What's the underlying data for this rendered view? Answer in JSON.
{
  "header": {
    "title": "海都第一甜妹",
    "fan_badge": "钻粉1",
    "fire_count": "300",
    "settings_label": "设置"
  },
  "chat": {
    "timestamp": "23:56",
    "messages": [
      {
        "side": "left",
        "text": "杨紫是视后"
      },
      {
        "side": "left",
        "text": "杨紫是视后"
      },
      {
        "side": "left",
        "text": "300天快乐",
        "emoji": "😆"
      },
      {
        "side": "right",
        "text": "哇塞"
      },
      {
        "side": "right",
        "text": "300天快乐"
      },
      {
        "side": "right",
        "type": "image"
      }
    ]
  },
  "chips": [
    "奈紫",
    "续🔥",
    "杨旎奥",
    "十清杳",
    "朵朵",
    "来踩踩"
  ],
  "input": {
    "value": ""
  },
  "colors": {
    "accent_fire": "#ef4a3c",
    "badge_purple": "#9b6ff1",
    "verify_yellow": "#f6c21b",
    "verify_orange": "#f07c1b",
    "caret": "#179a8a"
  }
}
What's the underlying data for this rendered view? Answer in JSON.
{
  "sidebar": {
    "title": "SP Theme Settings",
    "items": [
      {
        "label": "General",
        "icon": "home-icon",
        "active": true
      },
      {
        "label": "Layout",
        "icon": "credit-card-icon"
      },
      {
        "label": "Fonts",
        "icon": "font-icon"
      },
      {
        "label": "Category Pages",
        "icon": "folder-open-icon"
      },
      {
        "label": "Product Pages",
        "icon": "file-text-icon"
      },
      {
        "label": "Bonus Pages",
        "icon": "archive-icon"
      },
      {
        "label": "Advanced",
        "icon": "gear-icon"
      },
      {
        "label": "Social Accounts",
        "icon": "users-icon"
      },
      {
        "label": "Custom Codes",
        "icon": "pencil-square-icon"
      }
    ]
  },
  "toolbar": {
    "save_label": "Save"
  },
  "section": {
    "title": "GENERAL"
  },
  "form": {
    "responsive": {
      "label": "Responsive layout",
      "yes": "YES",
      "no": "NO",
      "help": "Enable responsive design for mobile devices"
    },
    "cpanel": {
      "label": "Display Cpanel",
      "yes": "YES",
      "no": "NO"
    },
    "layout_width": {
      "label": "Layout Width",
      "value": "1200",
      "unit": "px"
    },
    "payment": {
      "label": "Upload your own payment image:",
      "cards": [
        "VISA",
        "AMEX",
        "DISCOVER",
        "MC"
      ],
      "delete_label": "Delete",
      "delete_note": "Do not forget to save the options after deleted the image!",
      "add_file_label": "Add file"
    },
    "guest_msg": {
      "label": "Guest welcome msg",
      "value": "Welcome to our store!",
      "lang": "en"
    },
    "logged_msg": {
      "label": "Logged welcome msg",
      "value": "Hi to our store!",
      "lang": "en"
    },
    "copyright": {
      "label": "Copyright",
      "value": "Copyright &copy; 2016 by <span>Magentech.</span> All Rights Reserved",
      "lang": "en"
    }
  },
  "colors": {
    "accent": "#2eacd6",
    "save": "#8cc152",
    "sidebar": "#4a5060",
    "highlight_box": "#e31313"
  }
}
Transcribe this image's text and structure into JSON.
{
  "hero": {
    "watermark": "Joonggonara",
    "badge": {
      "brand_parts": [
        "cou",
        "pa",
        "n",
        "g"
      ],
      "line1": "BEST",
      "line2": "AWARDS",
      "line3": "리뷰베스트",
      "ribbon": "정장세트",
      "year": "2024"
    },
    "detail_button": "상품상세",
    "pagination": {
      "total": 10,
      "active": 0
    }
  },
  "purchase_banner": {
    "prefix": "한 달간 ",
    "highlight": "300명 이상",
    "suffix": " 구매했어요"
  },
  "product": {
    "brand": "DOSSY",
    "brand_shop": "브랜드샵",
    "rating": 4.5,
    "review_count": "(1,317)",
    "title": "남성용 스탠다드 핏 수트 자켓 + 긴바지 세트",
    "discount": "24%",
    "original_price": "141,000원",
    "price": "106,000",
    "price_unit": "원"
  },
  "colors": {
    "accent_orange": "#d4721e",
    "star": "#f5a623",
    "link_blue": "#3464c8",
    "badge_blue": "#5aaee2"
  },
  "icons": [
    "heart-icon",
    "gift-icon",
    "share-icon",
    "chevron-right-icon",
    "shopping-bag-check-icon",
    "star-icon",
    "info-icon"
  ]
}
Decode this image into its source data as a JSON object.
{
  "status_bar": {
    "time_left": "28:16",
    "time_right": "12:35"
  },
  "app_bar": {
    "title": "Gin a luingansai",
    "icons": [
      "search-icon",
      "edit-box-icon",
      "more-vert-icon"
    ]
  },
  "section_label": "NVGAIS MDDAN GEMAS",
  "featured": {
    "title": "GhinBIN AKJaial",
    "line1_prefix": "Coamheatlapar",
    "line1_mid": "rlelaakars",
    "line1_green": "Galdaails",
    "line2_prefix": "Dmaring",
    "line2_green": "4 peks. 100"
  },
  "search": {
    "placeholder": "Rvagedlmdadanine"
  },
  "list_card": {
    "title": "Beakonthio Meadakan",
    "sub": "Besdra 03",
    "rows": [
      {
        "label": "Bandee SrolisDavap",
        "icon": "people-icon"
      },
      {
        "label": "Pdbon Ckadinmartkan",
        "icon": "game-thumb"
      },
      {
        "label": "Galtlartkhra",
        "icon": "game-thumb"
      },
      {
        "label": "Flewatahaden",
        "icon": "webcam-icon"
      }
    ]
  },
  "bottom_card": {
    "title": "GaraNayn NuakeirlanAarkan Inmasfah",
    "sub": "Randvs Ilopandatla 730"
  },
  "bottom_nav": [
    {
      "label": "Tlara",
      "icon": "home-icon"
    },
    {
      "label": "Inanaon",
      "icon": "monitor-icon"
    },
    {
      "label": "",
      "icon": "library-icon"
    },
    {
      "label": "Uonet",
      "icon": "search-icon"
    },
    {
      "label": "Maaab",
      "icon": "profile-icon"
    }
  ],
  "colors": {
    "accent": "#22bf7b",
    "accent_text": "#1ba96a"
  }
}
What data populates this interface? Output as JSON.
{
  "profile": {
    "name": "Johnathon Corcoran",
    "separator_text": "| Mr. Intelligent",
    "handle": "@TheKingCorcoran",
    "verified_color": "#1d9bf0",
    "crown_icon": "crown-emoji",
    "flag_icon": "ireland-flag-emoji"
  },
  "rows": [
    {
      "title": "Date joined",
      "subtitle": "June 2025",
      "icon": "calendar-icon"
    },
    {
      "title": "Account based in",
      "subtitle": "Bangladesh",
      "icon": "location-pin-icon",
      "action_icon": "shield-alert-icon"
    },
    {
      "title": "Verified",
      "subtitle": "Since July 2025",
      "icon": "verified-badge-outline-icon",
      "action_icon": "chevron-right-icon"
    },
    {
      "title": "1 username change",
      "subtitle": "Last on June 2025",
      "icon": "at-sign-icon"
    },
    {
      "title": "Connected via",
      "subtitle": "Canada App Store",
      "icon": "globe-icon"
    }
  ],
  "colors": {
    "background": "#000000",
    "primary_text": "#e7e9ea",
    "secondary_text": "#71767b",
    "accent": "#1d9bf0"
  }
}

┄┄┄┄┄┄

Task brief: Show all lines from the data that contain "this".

Expected answer:
What's the underlying data for this rendered view? Answer in JSON.
What's the underlying data for this rendered view? Answer in JSON.
Transcribe this image's text and structure into JSON.
Decode this image into its source data as a JSON object.
What data populates this interface? Output as JSON.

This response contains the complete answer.